Harvard students and officials joined representatives of the University Lutheran Church, the city of Cambridge, and a community development organization at a ceremony in the church basement on Wednesday, Jan. 10, to mark the end of renovations to the student-run homeless shelter there.
Though the renovated shelter, called the Harvard Square Homeless Shelter, was open for business last winter, the project wasn’t officially complete until long-term financing was arranged. That financing, done through the community development organization Boston Community Capital, was completed last month.
“I think the word is ‘partnership.’ Partnership is absolutely critical,” said the Rev. Thomas Chittick, pastor of the University Lutheran Church and member of the United Ministry at Harvard.
Harvard itself helped support the partnership. DeWitt Jones, president of Boston Community Capital’s Boston Community Loan Fund, which provided the financing, said Harvard’s 20/20/2000 program was responsible for critical backing that allowed the fund to make the loan.
The 20/20/2000 program, announced in November 1999, is a 20-year program that provides $20 million in low-interest loans to community agencies to support affordable housing in Harvard’s host cities of Boston and Cambridge.
Boston Community Capital received $4 million in 20/20/2000 funds, which convinced other large lenders to make more money available. The structure of the 20/20/2000 program allows the Harvard dollars to be used again and again, greatly magnifying the benefit. In the last year alone, Harvard’s $4 million investment in the Loan Fund has led to $10 million worth of affordable housing projects, Jones said.
The Harvard Square Homeless Shelter renovation cost $385,000. It was initially financed by temporary loans and support from the University Lutheran Church community. The permanent financing provides a five-year loan at 7 percent interest.
Jones praised the University Lutheran Church for hosting the shelter and Harvard University for making the financing available, saying both have taken a leadership role in addressing the housing needs of the area’s poorest residents.
Harvard Provost Harvey V. Fineberg praised the work of the students who run the shelter, saying that the physical renovation is just a small part of what happens there. He said the University’s small role in the endeavor, was “gratifying and humbling.”
“The physical renovation is nothing compared to the spiritual work that goes on in this space,” Fineberg said. “This is what a complete education is about.”
Fineberg was joined at the ceremony by Cambridge Mayor Anthony Galluccio, state Rep. Alice Wolf, who represents the district containing the church, and other University and city officials.
By all accounts, the renovation itself was a resounding success.
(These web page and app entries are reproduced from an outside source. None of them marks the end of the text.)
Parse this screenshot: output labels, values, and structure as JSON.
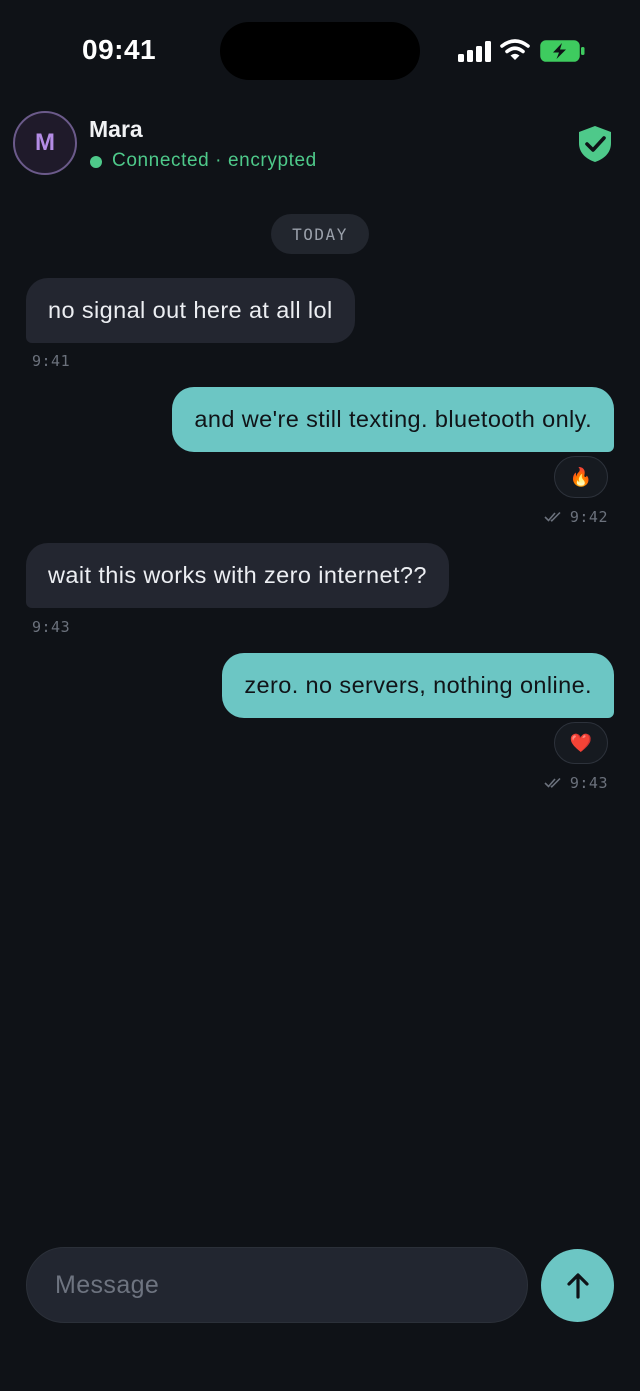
{
  "status_bar": {
    "time": "09:41",
    "icons": [
      "signal-icon",
      "wifi-icon",
      "battery-charging-icon"
    ]
  },
  "header": {
    "avatar_initial": "M",
    "name": "Mara",
    "status": "Connected · encrypted",
    "status_color": "#4ec98a",
    "verified_icon": "shield-check-icon"
  },
  "date_divider": "TODAY",
  "messages": [
    {
      "direction": "incoming",
      "text": "no signal out here at all lol",
      "time": "9:41"
    },
    {
      "direction": "outgoing",
      "text": "and we're still texting. bluetooth only.",
      "reaction": "🔥",
      "time": "9:42",
      "status_icon": "double-check-icon"
    },
    {
      "direction": "incoming",
      "text": "wait this works with zero internet??",
      "time": "9:43"
    },
    {
      "direction": "outgoing",
      "text": "zero. no servers, nothing online.",
      "reaction": "❤️",
      "time": "9:43",
      "status_icon": "double-check-icon"
    }
  ],
  "composer": {
    "placeholder": "Message",
    "value": "",
    "send_icon": "arrow-up-icon"
  },
  "colors": {
    "background": "#0f1217",
    "incoming_bubble": "#232630",
    "outgoing_bubble": "#6cc6c4",
    "accent": "#6cc6c4"
  }
}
From an unfinished church basement – with a single shower shared by the 22 shelter residents – the shelter today is an airy space, lit by recessed track lighting. A line of tall black metal cabinets cordons off the sleeping space, filled with bunk beds and the bags of shelter residents, who are not allowed to stay in the shelter during the day.
In addition to other changes, the renovations enlarged and upgraded the rest rooms, providing two showers each for men and women. A handicapped ramp was also added.
“I’m not sure I’d really recognize the area,” Alina Das, a Harvard senior who is the shelter’s volunteer director, said of the change.
The shelter, established in 1983, was originally thought to be filling a temporary need, one that would last until society recognized and dealt with its homeless problem. That attitude persisted, Das said, and was reflected in the set up of the space before the renovation – essentially cots and temporary furnishings in the church basement.
This winter, the shelter has been full most nights, Das said, adding that they’ve often had to call other shelters to find space for people looking to get in out of the cold.
“We’ve been full every night,” Das said. “What’s even worse is we make referrals to other shelters when we’re full, and they’re full as well.”
Das said no one is turned away on a cold night, but when the shelters are full, accommodations may be a blanket on the floor.
The shelter is the only student-run shelter in the country. It is entirely staffed by Harvard students, with two students working overnight each night to handle any problems that might arise.
“I have learned more about humanity and life within these walls than I have learned anywhere else,” Das said. “For students, the shelter is more than a place to stay … most important, we try to foster a sense of dignity.”